Ilja Janitskin - the founder of anti-immigration websites MV-lehti and Uber Uutiset - was found guilty of 16 criminal charges related to his websites and handed a prison sentence of one year and 10 months by Helsinki District Court on Thursday. He was also ordered to pay the lion's share of some 136,000 euros in damages to harassment victims.
Some 90 criminal complaints related to the site were filed in connection with the expansive case, including aggravated defamation and ethnic agitation.
The 16 crimes which Janitskin was convicted of were:
- Three counts of aggravated defamation
- Two counts of aggravated incitement against an ethnic group
- Three counts of copyright infringement
- Two counts of breach of confidentiality
- Two counts of illicit gambling charges
- Four counts of illicit fundraising charges
The court dismissed three other charges against Janitskin.
The court said that from 2014-2018 Janitskin acted as the website’s editor-in-chief, making him responsible for the content contained in - and crimes facilitated by - both the MV-lehti site and Uber Uutiset.
The aggravated defamation charges were related to three complainants: Yle journalist Jessikka Aro who investigated and reported about MV-lehti; a student activist who spearheaded a boycott campaign against companies that advertised on the anti-immigrant news site; and a person who worked on issues about refugees.
The three complainants, according to testimony, had received death threats and offensive messages including ones about their appearance as well as threats of sexual violence, prompted by articles posted on Janitskin's sites.
In one example, a photo of the student activist's face had been photo-shopped onto pornographic images and posted online.
Janitskin was found guilty of two counts of aggravated incitement against ethnic groups on grounds that he permitted the publication of defamatory and threatening articles about Muslims and Jews - or wrote them himself, according to the court.
Copyright infringement, confidentiality breaches
The legal process was extensive and included copyright infringement complaints.
Newspaper Helsingin Sanomat, blogger and journalist Jussi Korhonen and the firm Kaleva365 filed complaints against Janitskin for copyright infringement.
The court said that Janitskin had permitted the copying of materials from the complainants' websites and then posted them on his own.
The court also found Janitskin guilty of breach of confidentiality, saying he published classified documents related to efforts by the Helsinki police department in 2016 to block the MV-lehti and Uber Uutiset sites.
The court also found Janitskin guilty of gambling and fundraising violations, saying his websites had illegally marketed gambling games and fundraised without securing the appropriate permits.

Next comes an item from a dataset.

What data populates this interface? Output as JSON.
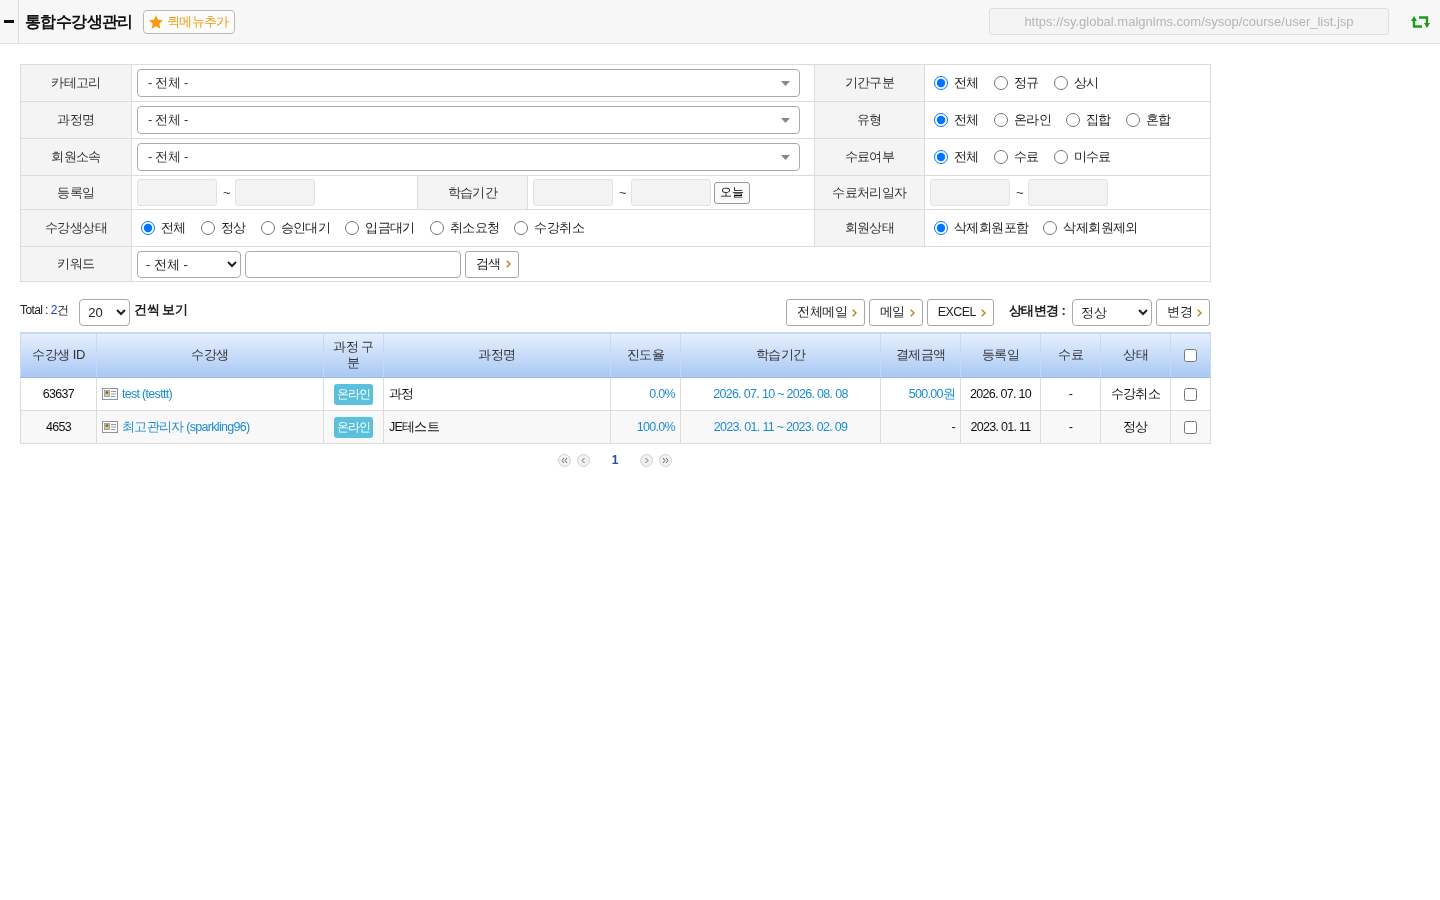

The court said the website started new fundraisers after authorities shut down and investigated previous ones.
136,000 euros in damages to victims
Three out of a total of four defendants in the case were convicted: Janitskin, Johan Bäckman a Finnish academic known known for publicly championing Russian child custody rights abroad, and another individual.
The three convicted defendants were ordered to pay a total of 136,000 euros in damages to the victims, the lion's share of which is Janitskin's responsibility.
Janitskin was ordered to personally pay Aro 35,000 euros, plus - along with Bäckman - an additional 10,000 euros.
Janitskin was extradited to Finland from Andorra in April.
Bäckman guilty of harassment, defamation
Bäckman received a one year suspended sentence for harassing and defaming Yle journalist Jessikka Aro and also inciting others to defame her. Bäckman had taken aim at Aro for writing about Russian internet trolls trying to influence public discourse in Finland.
The court found that Bäckman’s actions encouraged others to harass the journalist, and that the ordeal seriously affected her quality of life.
Bäckman was convicted of three charges for his role in Aro's harassment: persecution, aggravated defamation and aggravated instigation of defamation.
Bäckman was charged for his activities on social media and by having contacted Aro, he defamed and harassed her in a manner that amounted to persecution, according to the court.
He was found guilty of aggravated defamation because he made false statements saying that Aro was a drug addict and falsely claimed through his Russian channels she was a spy and enemy of the Russian state.
He was found guilty of the defamation charge, according to the court, because he had encouraged Janitskin to publish deraogatory articles about Aro. The court found Bäckman guilty of all the charges filed against him, saying that Aro's account of the course of events was more credible than his.
The court found content on the sites to be racist in nature and the publications defamed and persecuted the injured parties in the case. The site spread disinformation and sensitive information about injured parties’ personal lives, according to the court, and publishing these types of materials held no merit from the perspective of free speech.